+++ Entries provided +++
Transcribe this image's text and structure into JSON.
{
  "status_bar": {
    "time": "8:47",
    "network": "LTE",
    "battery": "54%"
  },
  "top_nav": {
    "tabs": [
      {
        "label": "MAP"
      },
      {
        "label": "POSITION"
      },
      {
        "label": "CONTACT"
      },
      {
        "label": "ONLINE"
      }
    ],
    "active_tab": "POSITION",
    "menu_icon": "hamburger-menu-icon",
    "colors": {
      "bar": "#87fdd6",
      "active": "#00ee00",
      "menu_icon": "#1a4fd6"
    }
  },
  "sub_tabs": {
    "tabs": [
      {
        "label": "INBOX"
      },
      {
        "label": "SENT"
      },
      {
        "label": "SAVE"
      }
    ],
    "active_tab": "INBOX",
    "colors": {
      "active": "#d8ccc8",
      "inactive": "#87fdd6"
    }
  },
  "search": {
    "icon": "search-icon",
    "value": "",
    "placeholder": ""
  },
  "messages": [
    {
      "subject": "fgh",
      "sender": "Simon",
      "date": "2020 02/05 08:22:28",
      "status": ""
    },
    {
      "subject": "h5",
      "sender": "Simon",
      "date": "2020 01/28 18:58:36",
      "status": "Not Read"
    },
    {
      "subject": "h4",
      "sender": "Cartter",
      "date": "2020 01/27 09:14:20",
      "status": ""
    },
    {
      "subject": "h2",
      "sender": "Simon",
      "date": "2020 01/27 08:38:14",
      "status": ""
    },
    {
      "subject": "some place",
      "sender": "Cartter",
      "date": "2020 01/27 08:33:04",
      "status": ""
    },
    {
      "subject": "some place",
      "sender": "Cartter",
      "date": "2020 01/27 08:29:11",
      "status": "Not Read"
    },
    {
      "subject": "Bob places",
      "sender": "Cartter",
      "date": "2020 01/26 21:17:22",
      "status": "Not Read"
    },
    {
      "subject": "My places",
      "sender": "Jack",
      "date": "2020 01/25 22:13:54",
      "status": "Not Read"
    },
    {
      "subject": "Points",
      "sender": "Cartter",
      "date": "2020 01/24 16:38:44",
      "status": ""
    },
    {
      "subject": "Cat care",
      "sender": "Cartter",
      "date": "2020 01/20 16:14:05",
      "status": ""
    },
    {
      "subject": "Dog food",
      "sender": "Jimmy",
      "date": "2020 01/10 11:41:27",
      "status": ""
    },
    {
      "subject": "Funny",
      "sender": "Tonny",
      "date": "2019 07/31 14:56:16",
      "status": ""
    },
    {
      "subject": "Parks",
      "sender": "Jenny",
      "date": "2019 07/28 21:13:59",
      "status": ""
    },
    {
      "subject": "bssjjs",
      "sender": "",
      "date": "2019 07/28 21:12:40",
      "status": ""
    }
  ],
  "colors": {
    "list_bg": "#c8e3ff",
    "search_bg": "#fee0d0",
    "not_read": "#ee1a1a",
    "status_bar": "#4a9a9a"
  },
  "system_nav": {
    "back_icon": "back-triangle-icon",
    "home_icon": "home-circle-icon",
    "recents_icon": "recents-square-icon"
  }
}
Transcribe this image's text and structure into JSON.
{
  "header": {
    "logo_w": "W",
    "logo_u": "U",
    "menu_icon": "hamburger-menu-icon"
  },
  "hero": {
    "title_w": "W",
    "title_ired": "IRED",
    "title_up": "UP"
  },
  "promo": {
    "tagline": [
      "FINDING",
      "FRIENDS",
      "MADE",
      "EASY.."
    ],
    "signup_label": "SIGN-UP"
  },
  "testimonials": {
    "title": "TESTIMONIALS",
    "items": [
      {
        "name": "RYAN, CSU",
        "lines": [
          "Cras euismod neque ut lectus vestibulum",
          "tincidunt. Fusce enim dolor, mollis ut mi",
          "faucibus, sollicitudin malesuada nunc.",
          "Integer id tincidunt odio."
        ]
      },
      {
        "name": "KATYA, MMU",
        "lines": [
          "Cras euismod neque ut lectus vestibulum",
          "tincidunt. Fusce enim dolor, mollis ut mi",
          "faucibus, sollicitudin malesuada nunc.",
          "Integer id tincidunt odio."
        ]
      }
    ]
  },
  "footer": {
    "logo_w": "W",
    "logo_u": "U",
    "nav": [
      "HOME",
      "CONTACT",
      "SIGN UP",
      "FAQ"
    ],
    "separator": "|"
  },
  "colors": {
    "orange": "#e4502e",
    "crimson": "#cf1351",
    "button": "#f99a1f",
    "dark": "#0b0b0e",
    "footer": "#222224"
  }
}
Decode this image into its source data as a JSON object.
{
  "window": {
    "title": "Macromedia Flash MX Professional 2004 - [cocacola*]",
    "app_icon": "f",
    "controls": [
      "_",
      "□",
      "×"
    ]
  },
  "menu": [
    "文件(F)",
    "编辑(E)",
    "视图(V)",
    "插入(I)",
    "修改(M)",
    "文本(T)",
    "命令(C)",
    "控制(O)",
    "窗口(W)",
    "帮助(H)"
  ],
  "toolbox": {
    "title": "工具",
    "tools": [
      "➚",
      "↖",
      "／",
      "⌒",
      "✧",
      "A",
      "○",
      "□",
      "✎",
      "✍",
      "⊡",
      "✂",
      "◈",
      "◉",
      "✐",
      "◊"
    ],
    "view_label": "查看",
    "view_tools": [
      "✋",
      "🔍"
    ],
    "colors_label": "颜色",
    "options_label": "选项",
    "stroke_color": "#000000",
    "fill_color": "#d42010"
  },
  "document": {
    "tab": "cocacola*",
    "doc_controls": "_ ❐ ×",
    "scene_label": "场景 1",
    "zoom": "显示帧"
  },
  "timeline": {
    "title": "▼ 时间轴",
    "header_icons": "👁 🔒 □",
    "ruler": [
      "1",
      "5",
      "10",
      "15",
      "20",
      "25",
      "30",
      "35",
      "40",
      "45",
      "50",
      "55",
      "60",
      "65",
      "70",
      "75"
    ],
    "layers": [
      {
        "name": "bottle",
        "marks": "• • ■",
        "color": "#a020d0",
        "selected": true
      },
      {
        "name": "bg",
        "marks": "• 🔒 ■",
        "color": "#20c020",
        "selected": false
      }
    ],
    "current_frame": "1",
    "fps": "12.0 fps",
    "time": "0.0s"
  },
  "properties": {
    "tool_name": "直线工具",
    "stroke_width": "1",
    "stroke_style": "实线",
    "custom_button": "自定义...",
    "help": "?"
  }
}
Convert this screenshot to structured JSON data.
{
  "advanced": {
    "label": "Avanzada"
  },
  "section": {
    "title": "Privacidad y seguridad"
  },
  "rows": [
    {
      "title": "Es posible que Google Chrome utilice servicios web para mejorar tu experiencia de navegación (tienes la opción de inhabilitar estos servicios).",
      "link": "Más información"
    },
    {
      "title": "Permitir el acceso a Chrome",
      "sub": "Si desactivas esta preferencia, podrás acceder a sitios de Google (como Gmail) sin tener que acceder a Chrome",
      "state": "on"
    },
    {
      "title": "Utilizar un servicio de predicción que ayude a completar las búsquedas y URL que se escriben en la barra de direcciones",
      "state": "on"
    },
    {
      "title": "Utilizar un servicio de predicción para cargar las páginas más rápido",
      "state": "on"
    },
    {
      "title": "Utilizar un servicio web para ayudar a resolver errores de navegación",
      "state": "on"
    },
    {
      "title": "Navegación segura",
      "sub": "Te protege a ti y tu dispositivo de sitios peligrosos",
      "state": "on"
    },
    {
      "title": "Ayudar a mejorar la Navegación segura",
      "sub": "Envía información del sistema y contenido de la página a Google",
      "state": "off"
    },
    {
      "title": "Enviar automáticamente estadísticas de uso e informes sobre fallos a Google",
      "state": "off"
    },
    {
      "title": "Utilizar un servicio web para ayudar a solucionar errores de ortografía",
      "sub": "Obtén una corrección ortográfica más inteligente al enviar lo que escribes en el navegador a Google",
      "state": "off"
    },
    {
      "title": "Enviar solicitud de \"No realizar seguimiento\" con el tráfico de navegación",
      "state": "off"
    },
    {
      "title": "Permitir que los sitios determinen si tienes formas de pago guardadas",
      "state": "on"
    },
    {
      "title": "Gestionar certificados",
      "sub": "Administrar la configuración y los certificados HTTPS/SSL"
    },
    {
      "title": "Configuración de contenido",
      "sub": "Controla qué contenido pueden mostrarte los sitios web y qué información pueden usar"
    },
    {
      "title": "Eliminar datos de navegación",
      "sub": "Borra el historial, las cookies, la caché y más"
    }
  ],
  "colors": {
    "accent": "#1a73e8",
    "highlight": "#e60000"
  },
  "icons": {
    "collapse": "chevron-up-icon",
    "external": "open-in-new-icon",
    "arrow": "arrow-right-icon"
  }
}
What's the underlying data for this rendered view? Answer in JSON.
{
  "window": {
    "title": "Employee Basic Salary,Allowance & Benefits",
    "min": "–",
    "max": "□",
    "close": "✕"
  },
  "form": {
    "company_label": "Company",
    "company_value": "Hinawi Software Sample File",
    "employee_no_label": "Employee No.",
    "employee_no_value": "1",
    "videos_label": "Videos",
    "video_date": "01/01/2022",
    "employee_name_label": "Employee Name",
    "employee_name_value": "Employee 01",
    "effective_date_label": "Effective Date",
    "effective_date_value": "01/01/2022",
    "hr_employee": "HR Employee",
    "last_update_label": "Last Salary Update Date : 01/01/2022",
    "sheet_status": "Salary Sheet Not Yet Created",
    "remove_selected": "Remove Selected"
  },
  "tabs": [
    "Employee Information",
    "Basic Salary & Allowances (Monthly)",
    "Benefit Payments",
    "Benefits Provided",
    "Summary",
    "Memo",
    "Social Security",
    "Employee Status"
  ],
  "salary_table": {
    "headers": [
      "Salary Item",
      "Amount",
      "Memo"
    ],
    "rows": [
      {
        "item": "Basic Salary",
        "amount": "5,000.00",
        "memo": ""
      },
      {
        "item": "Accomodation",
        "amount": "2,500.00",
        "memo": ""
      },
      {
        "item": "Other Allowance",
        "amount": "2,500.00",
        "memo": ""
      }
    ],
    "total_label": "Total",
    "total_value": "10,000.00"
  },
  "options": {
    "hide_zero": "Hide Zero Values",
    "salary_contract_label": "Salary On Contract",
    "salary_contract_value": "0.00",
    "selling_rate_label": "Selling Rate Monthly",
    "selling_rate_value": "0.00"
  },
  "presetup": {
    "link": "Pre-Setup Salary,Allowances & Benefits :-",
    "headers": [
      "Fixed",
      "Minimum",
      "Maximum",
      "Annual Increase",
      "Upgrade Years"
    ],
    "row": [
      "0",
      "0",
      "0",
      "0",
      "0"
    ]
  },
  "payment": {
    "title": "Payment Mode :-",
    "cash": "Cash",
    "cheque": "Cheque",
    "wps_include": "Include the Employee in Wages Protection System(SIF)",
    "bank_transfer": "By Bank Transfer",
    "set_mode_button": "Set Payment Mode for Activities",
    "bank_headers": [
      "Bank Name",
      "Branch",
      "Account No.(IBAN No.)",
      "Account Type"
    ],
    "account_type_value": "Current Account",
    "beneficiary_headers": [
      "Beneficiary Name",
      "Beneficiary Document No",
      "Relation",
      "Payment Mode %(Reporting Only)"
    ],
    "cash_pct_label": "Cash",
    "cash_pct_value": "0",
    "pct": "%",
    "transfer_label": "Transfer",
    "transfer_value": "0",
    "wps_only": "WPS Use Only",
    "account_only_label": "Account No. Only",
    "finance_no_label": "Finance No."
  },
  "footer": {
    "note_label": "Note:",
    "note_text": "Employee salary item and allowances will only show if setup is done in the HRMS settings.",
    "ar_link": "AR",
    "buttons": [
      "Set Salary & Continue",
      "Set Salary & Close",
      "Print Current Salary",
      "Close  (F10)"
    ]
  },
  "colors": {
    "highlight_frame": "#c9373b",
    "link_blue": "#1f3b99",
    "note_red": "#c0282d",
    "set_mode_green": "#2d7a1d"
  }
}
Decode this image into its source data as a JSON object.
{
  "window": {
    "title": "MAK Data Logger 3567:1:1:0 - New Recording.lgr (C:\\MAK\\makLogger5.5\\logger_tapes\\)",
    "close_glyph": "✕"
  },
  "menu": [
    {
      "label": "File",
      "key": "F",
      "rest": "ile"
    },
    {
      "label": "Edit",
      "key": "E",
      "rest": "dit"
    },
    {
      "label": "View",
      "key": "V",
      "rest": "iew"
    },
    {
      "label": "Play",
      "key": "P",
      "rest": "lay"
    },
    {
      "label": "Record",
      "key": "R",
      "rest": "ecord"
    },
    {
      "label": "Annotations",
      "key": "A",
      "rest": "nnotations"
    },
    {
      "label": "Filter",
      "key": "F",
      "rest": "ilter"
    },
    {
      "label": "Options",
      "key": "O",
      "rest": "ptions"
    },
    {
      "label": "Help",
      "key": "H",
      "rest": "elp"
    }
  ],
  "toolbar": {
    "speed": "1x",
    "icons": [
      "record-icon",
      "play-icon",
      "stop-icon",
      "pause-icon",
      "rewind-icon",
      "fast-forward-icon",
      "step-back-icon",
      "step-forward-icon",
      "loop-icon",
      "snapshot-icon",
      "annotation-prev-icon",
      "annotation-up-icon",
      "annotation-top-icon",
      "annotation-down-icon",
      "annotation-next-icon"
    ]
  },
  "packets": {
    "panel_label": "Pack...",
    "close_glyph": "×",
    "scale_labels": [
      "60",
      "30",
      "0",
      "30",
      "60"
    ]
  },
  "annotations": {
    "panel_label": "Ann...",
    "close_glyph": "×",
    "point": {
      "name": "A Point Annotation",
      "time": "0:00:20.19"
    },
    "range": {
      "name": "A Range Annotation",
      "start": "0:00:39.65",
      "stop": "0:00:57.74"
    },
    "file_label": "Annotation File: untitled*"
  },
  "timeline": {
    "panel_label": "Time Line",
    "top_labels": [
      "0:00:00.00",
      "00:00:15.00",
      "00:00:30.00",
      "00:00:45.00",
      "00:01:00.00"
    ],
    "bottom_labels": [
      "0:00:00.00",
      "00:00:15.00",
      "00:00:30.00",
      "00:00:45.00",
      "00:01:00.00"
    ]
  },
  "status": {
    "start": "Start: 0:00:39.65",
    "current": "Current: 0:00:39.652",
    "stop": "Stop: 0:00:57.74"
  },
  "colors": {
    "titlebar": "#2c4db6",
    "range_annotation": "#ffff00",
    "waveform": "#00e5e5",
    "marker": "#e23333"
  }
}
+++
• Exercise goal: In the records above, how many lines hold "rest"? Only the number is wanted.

• Response area: 9